At this point, we’re getting really close to PDC and I can’t wait. At PDC, I’m going to go through some examples of the new formats in all three applications (Word, Excel, and PowerPoint). I’ll continue to talk about Office 2003 as well, but there will be more focus on the 12 formats from that point on. That’s still a few weeks away though, so I figured today I would still focus on Office 2003. I want to write really quickly about Excel’s ability to map XML structures as both the input and output of a spreadsheet. In the Intro #2, I showed how you could use an XSLT to transform your data into SpreadsheetML for rich display. Most folks who read that and knew about the XML support in Excel 2003 realized that there was a much easier way to do this. You can use the XML mapping functionality to completely skip the XSLT step, which makes it a lot easier.
Let’s start with that same example we used in Part 2. Take this XML and save it to a file on your desktop:
Map your schema
Open up a blank Excel spreadsheet (you need to be using a version of Excel 2003 that supports custom defined schema), and go to the Data menu. Find the XML flyout, and choose XML Source. The XML Source task pane should now be up on the side. It’s currently blank because we haven’t specified an XML schema to map yet. Click on the XML Maps… button and it will bring up a dialog that let’s you specify the XML schema that you want to map. Click the Add… button and find the XML file you saved to your desktop. You will be notified that there isn’t a schema but that Excel can infer a schema for you. In this example we’re starting with an XML instance, so we want Excel to infer a schema. We could have also just started with a schema file if we had that. Go ahead and press OK, and you will now have a tree view of the inferred schema in the XML Source task pane.
Click on the node for the Entry element and drag it out onto the spreadsheet. This will map the child nodes and give them titles. After doing this, you’ve told Excel where you want the elements to be mapped to in the grid. You can change the titles of the columns if you want so that they have a more user friendly title. By default they have the namespace prefix and element name in the title.
Import your data
Now that the nodes have been mapped, you can tell Excel to import the data. Right click on the mapped region, navigate to the XML fly-out menu, and select Refresh XML data. That will import the data from your XML file. The region that the data was imported into has a blue border around it. This is a new feature in Excel 2003 called a “list”. A list is a structured region in Excel that consists of repeating content. The list was automatically generated for us when we mapped the Entry element into the spreadsheet.
Now that we have our list mapped to the XML schema, we can also choose to import multiple XML files at once if you have a couple XML files that adhere to your schema. Just make a copy of the XML file you saved to the desktop, open it in notepad and make some changes. Now let’s import both of the files. Right-click on the list and under the XML flyout choose Import… Now just select both of your XML files and hit OK. Now both sets of data are imported into the list.
Export the results
If you want to export your data, it’s just as easy. Right click on the list again and this time under the XML flyout choose Export… You can choose to export to a brand new XML file, or to overwrite one of the files you imported.
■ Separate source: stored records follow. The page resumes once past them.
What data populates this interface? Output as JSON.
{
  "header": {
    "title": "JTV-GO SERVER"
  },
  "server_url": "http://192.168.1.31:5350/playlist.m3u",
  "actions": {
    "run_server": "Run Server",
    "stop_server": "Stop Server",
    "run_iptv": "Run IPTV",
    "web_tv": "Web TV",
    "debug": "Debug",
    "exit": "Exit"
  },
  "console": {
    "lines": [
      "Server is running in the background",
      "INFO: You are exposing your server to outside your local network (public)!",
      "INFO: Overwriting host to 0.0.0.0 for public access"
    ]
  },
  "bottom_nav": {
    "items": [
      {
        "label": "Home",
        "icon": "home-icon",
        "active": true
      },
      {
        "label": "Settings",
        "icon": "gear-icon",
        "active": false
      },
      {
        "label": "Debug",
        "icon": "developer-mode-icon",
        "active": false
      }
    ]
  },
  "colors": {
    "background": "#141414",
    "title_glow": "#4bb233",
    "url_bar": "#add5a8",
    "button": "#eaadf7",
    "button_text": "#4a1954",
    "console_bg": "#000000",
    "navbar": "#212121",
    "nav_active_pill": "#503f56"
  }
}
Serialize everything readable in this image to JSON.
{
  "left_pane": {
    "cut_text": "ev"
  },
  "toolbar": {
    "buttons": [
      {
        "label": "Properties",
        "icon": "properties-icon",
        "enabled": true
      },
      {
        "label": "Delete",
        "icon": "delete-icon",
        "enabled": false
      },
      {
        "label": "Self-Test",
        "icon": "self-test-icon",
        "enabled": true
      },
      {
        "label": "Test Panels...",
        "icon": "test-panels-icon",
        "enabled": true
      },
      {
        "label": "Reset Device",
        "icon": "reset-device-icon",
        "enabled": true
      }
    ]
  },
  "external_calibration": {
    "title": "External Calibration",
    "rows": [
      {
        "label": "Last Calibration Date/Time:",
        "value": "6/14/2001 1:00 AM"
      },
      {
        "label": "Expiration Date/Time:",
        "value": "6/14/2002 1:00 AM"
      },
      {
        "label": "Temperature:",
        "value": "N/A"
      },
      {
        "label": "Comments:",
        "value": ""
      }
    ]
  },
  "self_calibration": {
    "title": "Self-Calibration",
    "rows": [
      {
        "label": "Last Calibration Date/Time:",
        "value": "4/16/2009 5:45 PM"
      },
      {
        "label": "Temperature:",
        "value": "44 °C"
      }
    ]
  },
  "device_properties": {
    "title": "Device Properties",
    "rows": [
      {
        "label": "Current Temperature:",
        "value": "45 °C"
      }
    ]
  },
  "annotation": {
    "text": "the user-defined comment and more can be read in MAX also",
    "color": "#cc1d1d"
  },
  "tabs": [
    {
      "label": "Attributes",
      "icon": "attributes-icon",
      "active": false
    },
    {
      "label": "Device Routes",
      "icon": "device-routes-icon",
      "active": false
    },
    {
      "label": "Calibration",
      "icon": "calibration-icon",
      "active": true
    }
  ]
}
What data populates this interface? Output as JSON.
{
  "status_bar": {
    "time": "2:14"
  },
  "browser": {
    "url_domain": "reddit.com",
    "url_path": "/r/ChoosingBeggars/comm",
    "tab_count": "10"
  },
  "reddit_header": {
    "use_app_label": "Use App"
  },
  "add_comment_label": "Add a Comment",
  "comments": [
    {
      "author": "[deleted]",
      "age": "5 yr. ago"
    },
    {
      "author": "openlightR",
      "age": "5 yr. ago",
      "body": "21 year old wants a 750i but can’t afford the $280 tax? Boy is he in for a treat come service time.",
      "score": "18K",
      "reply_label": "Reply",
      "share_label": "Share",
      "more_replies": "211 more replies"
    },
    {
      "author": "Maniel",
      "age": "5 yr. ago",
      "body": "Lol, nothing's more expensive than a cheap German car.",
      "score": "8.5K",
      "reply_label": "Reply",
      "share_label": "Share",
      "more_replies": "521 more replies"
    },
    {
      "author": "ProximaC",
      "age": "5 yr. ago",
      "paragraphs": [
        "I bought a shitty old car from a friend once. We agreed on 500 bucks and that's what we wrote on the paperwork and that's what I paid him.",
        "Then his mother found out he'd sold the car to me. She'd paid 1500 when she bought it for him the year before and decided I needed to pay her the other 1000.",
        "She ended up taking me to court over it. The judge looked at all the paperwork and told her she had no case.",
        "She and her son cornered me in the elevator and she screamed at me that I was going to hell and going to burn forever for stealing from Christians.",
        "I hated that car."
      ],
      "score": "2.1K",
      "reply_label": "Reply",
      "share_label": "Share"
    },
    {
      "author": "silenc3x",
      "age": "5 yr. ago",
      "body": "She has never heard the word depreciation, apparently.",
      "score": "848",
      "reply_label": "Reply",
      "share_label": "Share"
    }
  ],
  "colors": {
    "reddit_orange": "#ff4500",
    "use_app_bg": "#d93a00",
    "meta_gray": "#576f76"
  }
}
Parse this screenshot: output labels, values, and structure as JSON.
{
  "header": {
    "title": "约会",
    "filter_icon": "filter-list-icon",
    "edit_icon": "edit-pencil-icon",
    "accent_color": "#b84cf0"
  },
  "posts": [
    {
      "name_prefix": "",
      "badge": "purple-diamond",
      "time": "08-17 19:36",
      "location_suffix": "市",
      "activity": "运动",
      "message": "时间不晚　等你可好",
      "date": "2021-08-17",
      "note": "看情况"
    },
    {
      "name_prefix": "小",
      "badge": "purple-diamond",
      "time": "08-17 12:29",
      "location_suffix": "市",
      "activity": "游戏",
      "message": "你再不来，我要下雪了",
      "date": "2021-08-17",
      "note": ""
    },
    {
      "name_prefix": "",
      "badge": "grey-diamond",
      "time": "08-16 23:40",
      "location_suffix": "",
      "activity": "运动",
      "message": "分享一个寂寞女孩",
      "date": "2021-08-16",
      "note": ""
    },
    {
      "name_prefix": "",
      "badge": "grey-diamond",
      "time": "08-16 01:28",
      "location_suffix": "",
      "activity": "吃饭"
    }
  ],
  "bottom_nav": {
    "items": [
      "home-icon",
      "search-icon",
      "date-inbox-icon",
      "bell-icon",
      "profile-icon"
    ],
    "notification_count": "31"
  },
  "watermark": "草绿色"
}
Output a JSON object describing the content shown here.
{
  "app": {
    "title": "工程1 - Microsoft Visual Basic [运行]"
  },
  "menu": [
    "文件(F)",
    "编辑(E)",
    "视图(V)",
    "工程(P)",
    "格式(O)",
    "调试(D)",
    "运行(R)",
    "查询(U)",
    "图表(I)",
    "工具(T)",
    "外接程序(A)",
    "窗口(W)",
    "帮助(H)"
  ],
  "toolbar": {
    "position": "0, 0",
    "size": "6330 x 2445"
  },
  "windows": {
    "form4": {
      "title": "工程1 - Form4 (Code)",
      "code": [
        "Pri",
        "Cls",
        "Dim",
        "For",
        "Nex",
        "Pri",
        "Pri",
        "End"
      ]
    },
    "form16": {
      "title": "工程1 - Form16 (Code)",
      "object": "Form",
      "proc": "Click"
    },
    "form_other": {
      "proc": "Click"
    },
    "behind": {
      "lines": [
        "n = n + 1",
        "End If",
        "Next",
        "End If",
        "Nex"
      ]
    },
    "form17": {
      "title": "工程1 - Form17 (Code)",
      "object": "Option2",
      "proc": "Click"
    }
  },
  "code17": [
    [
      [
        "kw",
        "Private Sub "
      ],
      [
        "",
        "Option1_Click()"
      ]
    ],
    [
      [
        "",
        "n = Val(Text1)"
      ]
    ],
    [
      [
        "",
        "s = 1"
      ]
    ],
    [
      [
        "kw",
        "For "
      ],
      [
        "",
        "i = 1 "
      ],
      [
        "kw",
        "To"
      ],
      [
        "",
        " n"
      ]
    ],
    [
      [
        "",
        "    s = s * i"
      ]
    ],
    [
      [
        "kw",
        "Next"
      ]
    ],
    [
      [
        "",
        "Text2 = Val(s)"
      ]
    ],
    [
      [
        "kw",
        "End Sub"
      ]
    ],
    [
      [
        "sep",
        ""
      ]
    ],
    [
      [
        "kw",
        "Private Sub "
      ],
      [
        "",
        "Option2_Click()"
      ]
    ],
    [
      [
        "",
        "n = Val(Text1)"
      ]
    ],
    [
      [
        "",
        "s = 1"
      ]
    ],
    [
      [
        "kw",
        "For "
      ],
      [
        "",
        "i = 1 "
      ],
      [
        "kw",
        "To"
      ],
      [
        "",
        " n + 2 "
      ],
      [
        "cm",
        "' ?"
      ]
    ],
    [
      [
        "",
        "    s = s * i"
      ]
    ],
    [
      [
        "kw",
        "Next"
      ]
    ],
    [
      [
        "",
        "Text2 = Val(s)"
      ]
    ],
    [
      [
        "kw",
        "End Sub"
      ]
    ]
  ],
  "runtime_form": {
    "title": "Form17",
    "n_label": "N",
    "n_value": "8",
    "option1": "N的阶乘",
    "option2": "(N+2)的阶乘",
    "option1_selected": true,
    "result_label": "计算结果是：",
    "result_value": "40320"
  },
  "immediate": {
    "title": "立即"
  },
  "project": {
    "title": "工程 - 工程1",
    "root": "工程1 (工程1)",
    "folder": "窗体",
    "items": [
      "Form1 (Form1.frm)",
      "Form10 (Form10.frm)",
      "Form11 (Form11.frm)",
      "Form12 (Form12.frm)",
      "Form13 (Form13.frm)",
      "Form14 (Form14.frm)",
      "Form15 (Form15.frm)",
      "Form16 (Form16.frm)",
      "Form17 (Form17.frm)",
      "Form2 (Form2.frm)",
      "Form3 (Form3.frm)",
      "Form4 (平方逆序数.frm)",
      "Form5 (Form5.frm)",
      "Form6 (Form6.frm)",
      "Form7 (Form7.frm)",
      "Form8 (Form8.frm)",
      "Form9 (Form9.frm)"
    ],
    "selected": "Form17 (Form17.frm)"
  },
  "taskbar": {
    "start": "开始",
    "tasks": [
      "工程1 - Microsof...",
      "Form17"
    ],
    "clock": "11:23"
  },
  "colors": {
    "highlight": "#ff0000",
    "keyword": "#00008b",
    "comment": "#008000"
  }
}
This example shows how easy it is to bring your own XML data into Excel, work on it, and then output it back into it’s original XML schema. Once common use I’ve seen of this functionality is that people will have two schemas. The first schema is used to import a huge data set that comes form a web service or some other external data source. Using the XML mapping functionality you can bring that data into Excel, and then run whatever models you want to on the data. The 2nd schema is used to map the results of the model in Excel. Map the result regions with the 2nd schema, and use that to export the results as XML. This allows Excel to serve as a very powerful transformation tool with rich UI. It’s pretty cool